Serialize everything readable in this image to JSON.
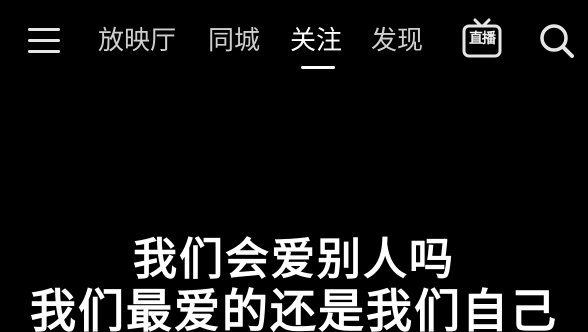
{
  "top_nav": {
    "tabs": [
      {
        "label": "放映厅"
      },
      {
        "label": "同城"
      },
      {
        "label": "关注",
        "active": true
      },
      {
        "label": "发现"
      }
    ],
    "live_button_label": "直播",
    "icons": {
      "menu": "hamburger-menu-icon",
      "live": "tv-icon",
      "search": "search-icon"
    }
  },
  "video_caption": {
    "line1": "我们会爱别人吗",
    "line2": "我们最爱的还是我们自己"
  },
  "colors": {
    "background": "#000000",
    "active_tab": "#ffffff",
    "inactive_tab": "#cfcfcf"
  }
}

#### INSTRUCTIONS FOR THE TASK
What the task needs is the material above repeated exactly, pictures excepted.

#### SOLUTION TO THIS PROBLEM
Serialize everything readable in this image to JSON.
{
  "top_nav": {
    "tabs": [
      {
        "label": "放映厅"
      },
      {
        "label": "同城"
      },
      {
        "label": "关注",
        "active": true
      },
      {
        "label": "发现"
      }
    ],
    "live_button_label": "直播",
    "icons": {
      "menu": "hamburger-menu-icon",
      "live": "tv-icon",
      "search": "search-icon"
    }
  },
  "video_caption": {
    "line1": "我们会爱别人吗",
    "line2": "我们最爱的还是我们自己"
  },
  "colors": {
    "background": "#000000",
    "active_tab": "#ffffff",
    "inactive_tab": "#cfcfcf"
  }
}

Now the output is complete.